# [EXERCISE DESCRIPTION]
In the records below, find every line that contains "hasta" and list it.

[App and web page records]
Content starts

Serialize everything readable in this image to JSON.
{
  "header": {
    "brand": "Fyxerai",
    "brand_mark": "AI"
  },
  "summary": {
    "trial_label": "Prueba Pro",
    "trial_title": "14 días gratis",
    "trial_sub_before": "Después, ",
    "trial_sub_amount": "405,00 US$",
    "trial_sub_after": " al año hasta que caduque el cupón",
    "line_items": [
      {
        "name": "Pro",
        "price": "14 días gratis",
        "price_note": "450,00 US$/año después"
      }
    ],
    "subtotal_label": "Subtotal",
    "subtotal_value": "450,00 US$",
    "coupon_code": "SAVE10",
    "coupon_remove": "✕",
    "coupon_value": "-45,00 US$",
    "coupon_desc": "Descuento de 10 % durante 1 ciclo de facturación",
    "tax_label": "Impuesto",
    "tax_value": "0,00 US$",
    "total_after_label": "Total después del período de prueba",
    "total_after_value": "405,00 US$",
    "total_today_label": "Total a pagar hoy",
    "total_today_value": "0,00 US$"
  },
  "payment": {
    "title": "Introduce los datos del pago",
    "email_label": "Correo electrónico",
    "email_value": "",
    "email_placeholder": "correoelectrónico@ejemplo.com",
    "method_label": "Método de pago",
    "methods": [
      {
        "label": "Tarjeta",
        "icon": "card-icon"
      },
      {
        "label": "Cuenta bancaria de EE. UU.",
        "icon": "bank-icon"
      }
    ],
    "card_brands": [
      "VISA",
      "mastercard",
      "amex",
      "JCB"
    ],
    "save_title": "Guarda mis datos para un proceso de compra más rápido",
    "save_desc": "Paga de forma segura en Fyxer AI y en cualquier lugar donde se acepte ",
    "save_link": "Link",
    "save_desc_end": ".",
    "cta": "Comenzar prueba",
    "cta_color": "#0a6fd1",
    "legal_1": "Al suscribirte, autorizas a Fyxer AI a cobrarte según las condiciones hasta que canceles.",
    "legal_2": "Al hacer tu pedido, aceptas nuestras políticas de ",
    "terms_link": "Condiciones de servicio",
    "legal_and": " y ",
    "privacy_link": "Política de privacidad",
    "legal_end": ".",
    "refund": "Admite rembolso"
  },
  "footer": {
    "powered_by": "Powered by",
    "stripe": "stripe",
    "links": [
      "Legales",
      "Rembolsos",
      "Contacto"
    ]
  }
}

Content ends

# [COMPLETED EXERCISE]
    "trial_sub_after": " al año hasta que caduque el cupón",
    "legal_1": "Al suscribirte, autorizas a Fyxer AI a cobrarte según las condiciones hasta que canceles.",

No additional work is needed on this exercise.